Ben Arjomandi

Photo by Steve Kohlsdorf

Behnam "Ben" Arjomandi, an agricultural economics major from the United Arab Emirates, says playing soccer is his favorite way to unwind.

But that is exactly what Behnam "Ben" Arjomandi did three years ago when he came from the United Arab Emirates to study agricultural economics at Purdue. Although it was a big jump, Arjomandi said he is very happy about his decision. "The university is very diverse, I feel very welcome here," said Arjomandi.

Not knowing anyone in the country, let alone at Purdue, posed some challenges. "I couldn't do anything at first, I was restricted in many ways and was forced to mature very quickly," he said. During his first year at Purdue, Arjomandi was only 17, so he needed a parent's signature for many things, including a driver license, so he had to do without.

"I used my bike and the busing system until I got my license, and now it's much easier to manage my time with a car," said Arjomandi. Another challenge was knowing that he wouldn't be able to see any of his family for a whole year. He was only able to keep in contact with them through weekly telephone calls. "I just realized that I wouldn't see them from the start and accepted it," said Arjomandi.

"Ben has maturity far beyond his years," said Frank Dooley, an agricultural economics professor. Dooley said Arjomandi is aggressive in pursuing opportunities, and makes a real contribution to whatever he gets involved with.

Now a senior, Arjomandi was born in Shiraz, Iran, but grew up in Dubai, United Arab Emirates. His family owns a fresh produce import and export business, so he wanted to learn more about agricultural economics. So why travel across the glove to study? Arjomandi said he grew up speaking English, and all the universities in Iran teach in Farsi. So he applied to universities in England, Canada and the United States. Choosing Purdue, he said, was based on a gut feeling.

"I had already been accepted to a university in Canada, but I chose Purdue and I don't regret it, it's been great." Arjomandi has taken advantage of many opportunities to get involved in campus life, including Mortar Board, Purdue Student Government, Agriculture Ambassadors and the Iranian Cultural Club.

"Your college education is what you make out of it, and Ben has definitely made the most out of it," Dooley said. Despite the differences in culture, Arjomandi has adjusted well to student life at Purdue. "It's a different way of life, not only being a college student, but also being in a different country."
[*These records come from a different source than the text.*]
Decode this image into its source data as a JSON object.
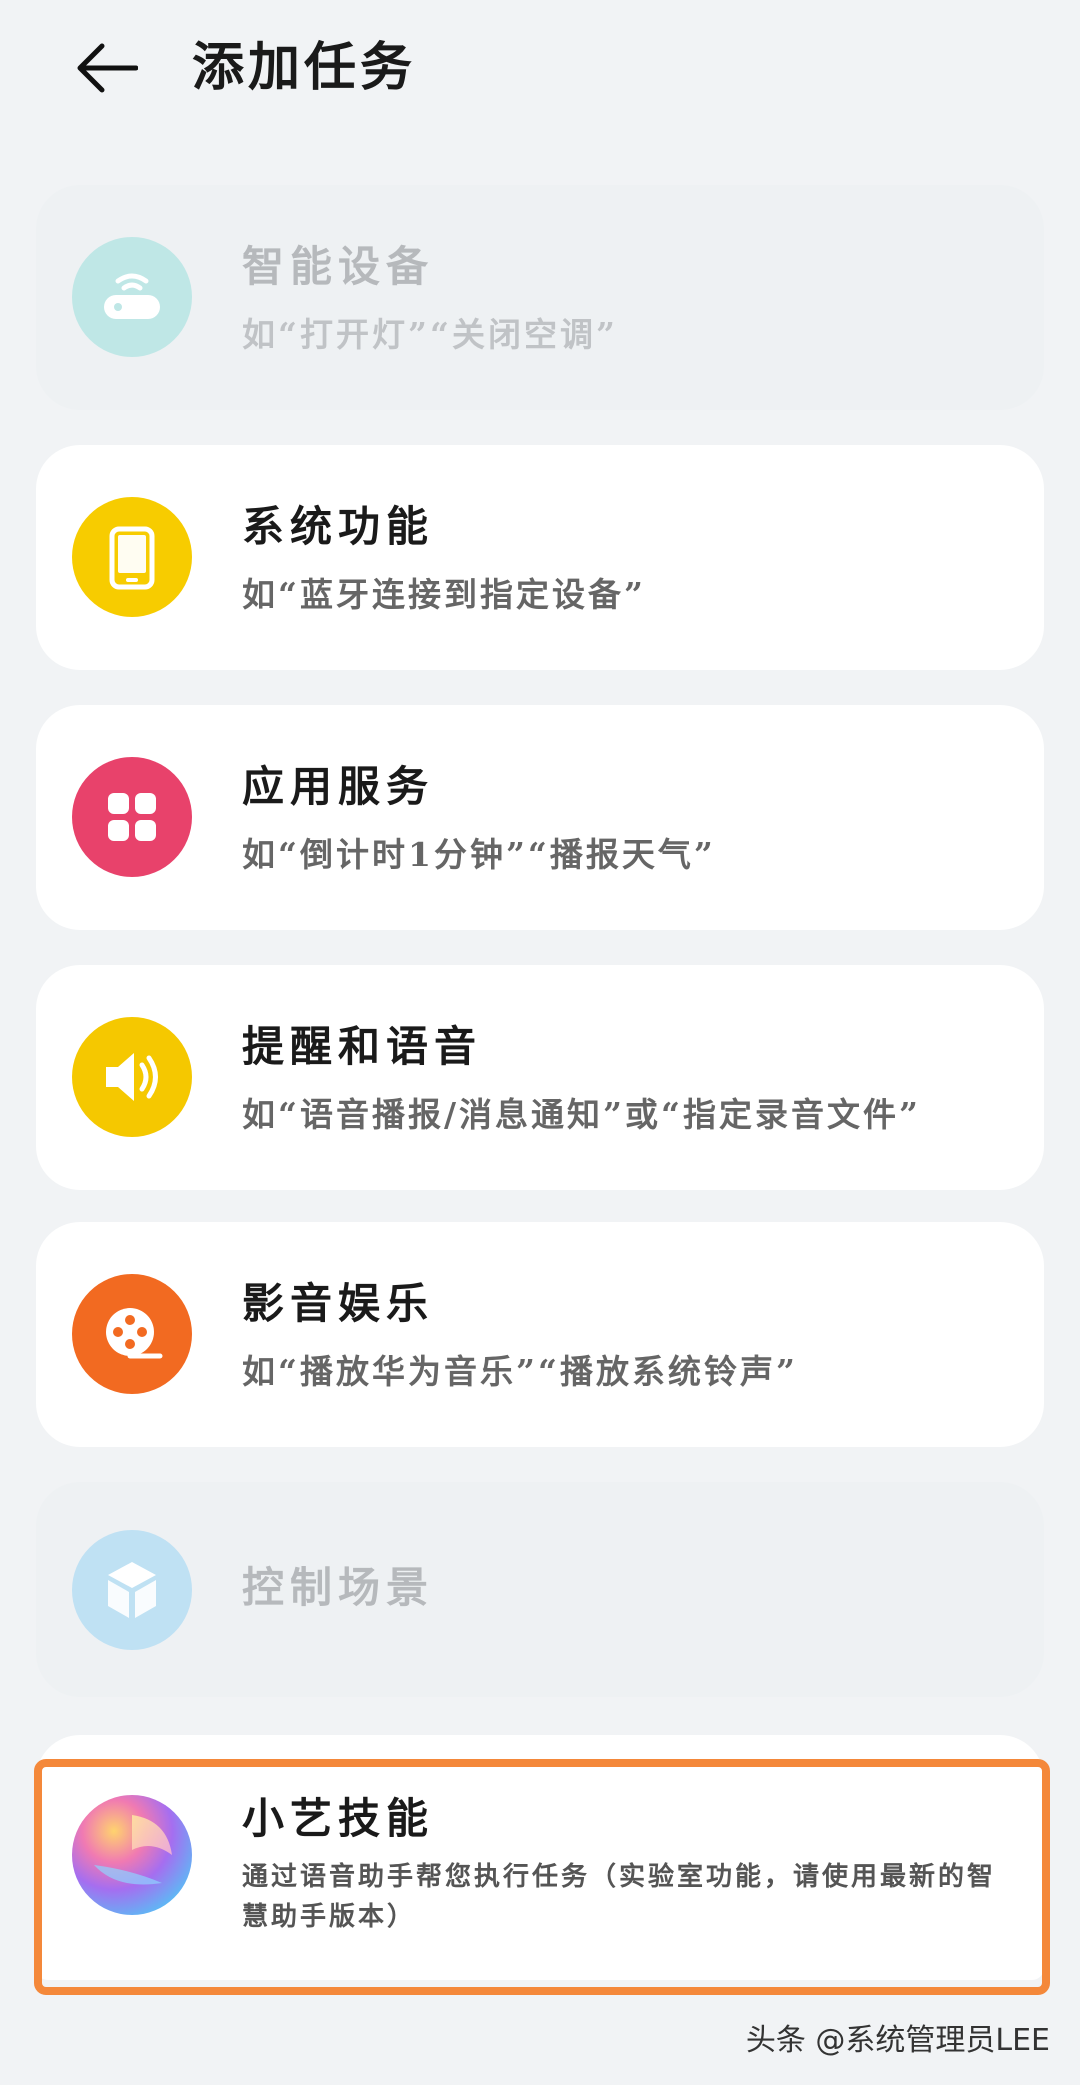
{
  "header": {
    "title": "添加任务"
  },
  "items": [
    {
      "title": "智能设备",
      "subtitle": "如“打开灯”“关闭空调”",
      "icon": "wifi-router-icon",
      "color": "#bfe7e6",
      "enabled": false
    },
    {
      "title": "系统功能",
      "subtitle": "如“蓝牙连接到指定设备”",
      "icon": "phone-icon",
      "color": "#f7cc00",
      "enabled": true
    },
    {
      "title": "应用服务",
      "subtitle": "如“倒计时1分钟”“播报天气”",
      "icon": "apps-grid-icon",
      "color": "#e8426b",
      "enabled": true
    },
    {
      "title": "提醒和语音",
      "subtitle": "如“语音播报/消息通知”或“指定录音文件”",
      "icon": "speaker-icon",
      "color": "#f5c800",
      "enabled": true
    },
    {
      "title": "影音娱乐",
      "subtitle": "如“播放华为音乐”“播放系统铃声”",
      "icon": "film-reel-icon",
      "color": "#f26a21",
      "enabled": true
    },
    {
      "title": "控制场景",
      "subtitle": "",
      "icon": "cube-icon",
      "color": "#bfe1f3",
      "enabled": false
    },
    {
      "title": "小艺技能",
      "subtitle": "通过语音助手帮您执行任务（实验室功能，请使用最新的智慧助手版本）",
      "icon": "xiaoyi-orb-icon",
      "color": "#f4883a",
      "enabled": true
    }
  ],
  "watermark": "头条 @系统管理员LEE"
}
Arjomandi also said that the whole experience has been very "eye-opening" because he has been able to see a different culture, as well as get a new take on other people's ideas, values, beliefs, and the way they view issues. He said the differences range from religious beliefs to a completely different lifestyle. For example, he pointed out the differences in eating habits. "Back home fast food consumption is much, much lower, so it took me a while to adjust my diet to eating burgers and fries several times a week, or several times a day, whereas back home it was once or twice a month," he said.

Arjomandi got involved in activities to ease into the new lifestyle, including soccer, a sport he was used to playing at home and that he is passionate about. "It's the only way I unwind."
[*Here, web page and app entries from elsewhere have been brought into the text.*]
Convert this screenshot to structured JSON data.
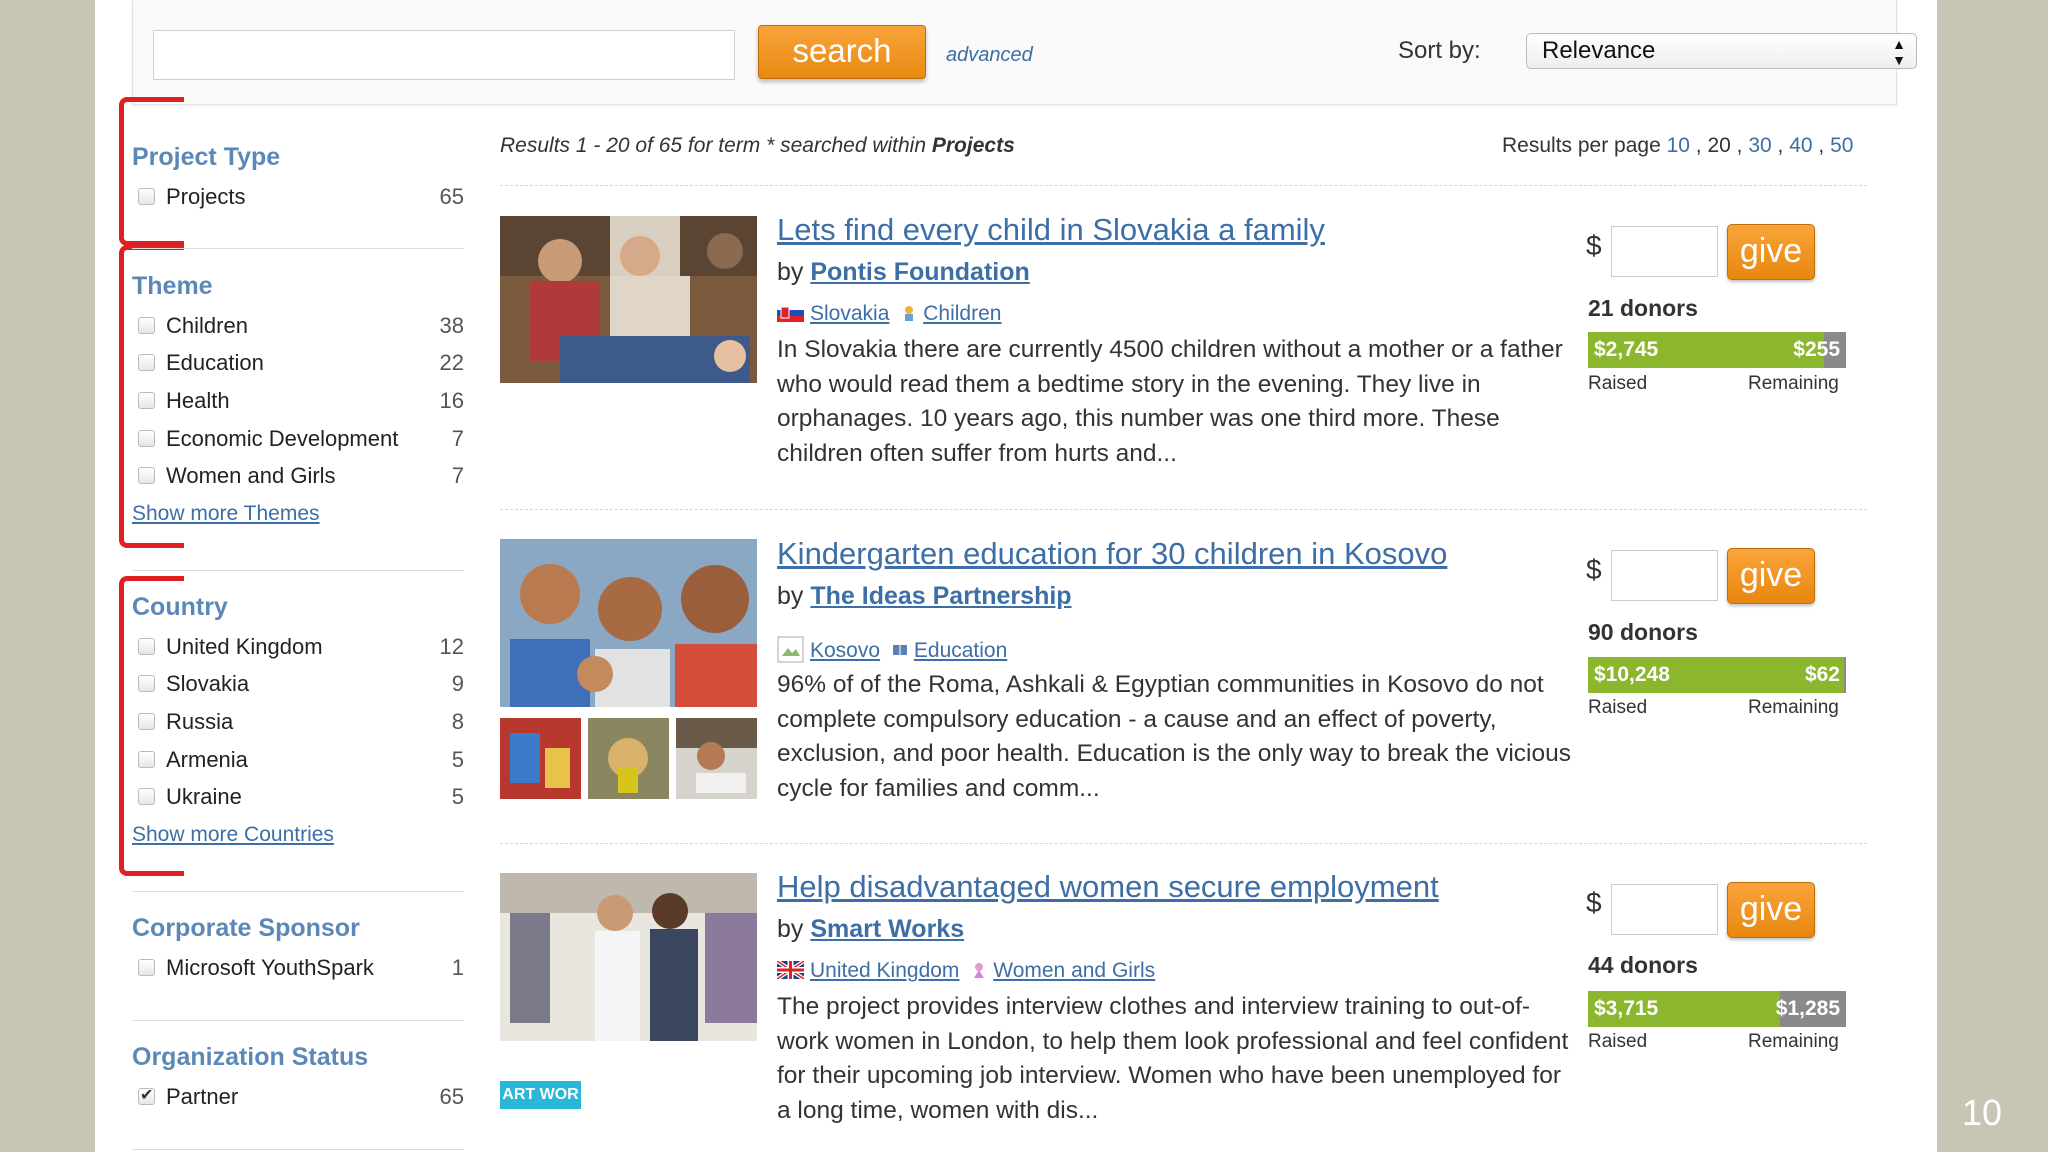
{
  "slide": {
    "page_number": "10"
  },
  "search": {
    "value": "",
    "button_label": "search",
    "advanced_label": "advanced",
    "sort_label": "Sort by:",
    "sort_value": "Relevance"
  },
  "sidebar": {
    "facets": [
      {
        "title": "Project Type",
        "items": [
          {
            "label": "Projects",
            "count": "65",
            "checked": false
          }
        ]
      },
      {
        "title": "Theme",
        "items": [
          {
            "label": "Children",
            "count": "38"
          },
          {
            "label": "Education",
            "count": "22"
          },
          {
            "label": "Health",
            "count": "16"
          },
          {
            "label": "Economic Development",
            "count": "7"
          },
          {
            "label": "Women and Girls",
            "count": "7"
          }
        ],
        "show_more": "Show more Themes"
      },
      {
        "title": "Country",
        "items": [
          {
            "label": "United Kingdom",
            "count": "12"
          },
          {
            "label": "Slovakia",
            "count": "9"
          },
          {
            "label": "Russia",
            "count": "8"
          },
          {
            "label": "Armenia",
            "count": "5"
          },
          {
            "label": "Ukraine",
            "count": "5"
          }
        ],
        "show_more": "Show more Countries"
      },
      {
        "title": "Corporate Sponsor",
        "items": [
          {
            "label": "Microsoft YouthSpark",
            "count": "1"
          }
        ]
      },
      {
        "title": "Organization Status",
        "items": [
          {
            "label": "Partner",
            "count": "65",
            "checked": true
          }
        ]
      }
    ]
  },
  "results": {
    "summary_prefix": "Results 1 - 20 of 65 for term * searched within ",
    "summary_scope": "Projects",
    "per_page_label": "Results per page",
    "per_page_options": [
      "10",
      "20",
      "30",
      "40",
      "50"
    ],
    "per_page_current": "20"
  },
  "projects": [
    {
      "title": "Lets find every child in Slovakia a family",
      "by": "by",
      "org": "Pontis Foundation",
      "country": "Slovakia",
      "theme": "Children",
      "description": "In Slovakia there are currently 4500 children without a mother or a father who would read them a bedtime story in the evening. They live in orphanages. 10 years ago, this number was one third more. These children often suffer from hurts and...",
      "currency": "$",
      "give": "give",
      "donors": "21 donors",
      "raised": "$2,745",
      "remaining": "$255",
      "progress": 0.915,
      "raised_label": "Raised",
      "remaining_label": "Remaining"
    },
    {
      "title": "Kindergarten education for 30 children in Kosovo",
      "by": "by",
      "org": "The Ideas Partnership",
      "country": "Kosovo",
      "theme": "Education",
      "description": "96% of of the Roma, Ashkali & Egyptian communities in Kosovo do not complete compulsory education - a cause and an effect of poverty, exclusion, and poor health. Education is the only way to break the vicious cycle for families and comm...",
      "currency": "$",
      "give": "give",
      "donors": "90 donors",
      "raised": "$10,248",
      "remaining": "$62",
      "progress": 0.994,
      "raised_label": "Raised",
      "remaining_label": "Remaining"
    },
    {
      "title": "Help disadvantaged women secure employment",
      "by": "by",
      "org": "Smart Works",
      "country": "United Kingdom",
      "theme": "Women and Girls",
      "description": "The project provides interview clothes and interview training to out-of-work women in London, to help them look professional and feel confident for their upcoming job interview. Women who have been unemployed for a long time, women with dis...",
      "currency": "$",
      "give": "give",
      "donors": "44 donors",
      "raised": "$3,715",
      "remaining": "$1,285",
      "progress": 0.743,
      "raised_label": "Raised",
      "remaining_label": "Remaining",
      "badge": "ART WOR"
    }
  ]
}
Leeann Williams, an academic advisor, said Arjomandi has helped many students across the state as an agricultural ambassador. She also said he has taught her so much about a culture different than her own. She pointed to a presentation Arjomandi gave to his classmates after several had expressed curiosity about his culture. He gave information about his religion, his background, and the region he came from. "He's added a great deal to our program, and he's made me think outside of my comfort zone,"Williams said.
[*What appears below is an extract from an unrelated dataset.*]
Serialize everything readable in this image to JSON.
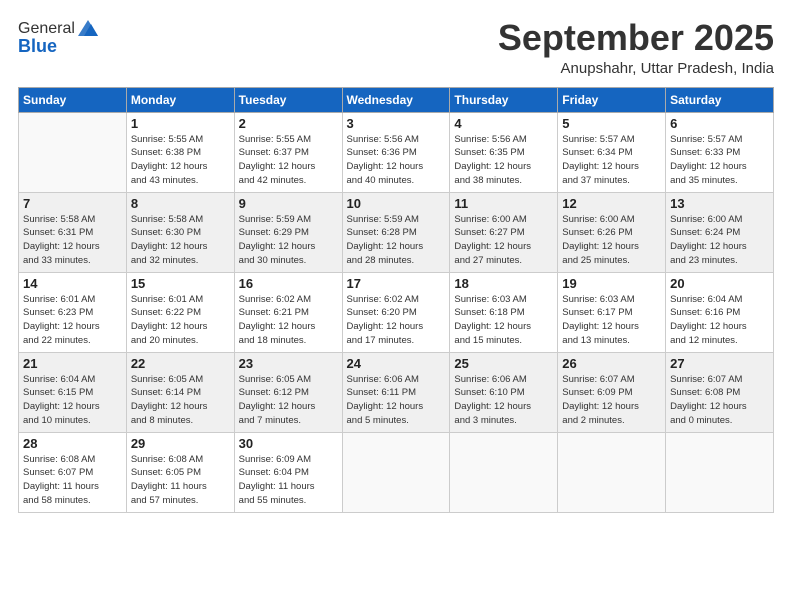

After graduating in May with a four-year degree that he finished in three, Arjomandi plans to attend graduate school at Purdue. He eventually hopes to return to the family business in the UAE after attending graduate school.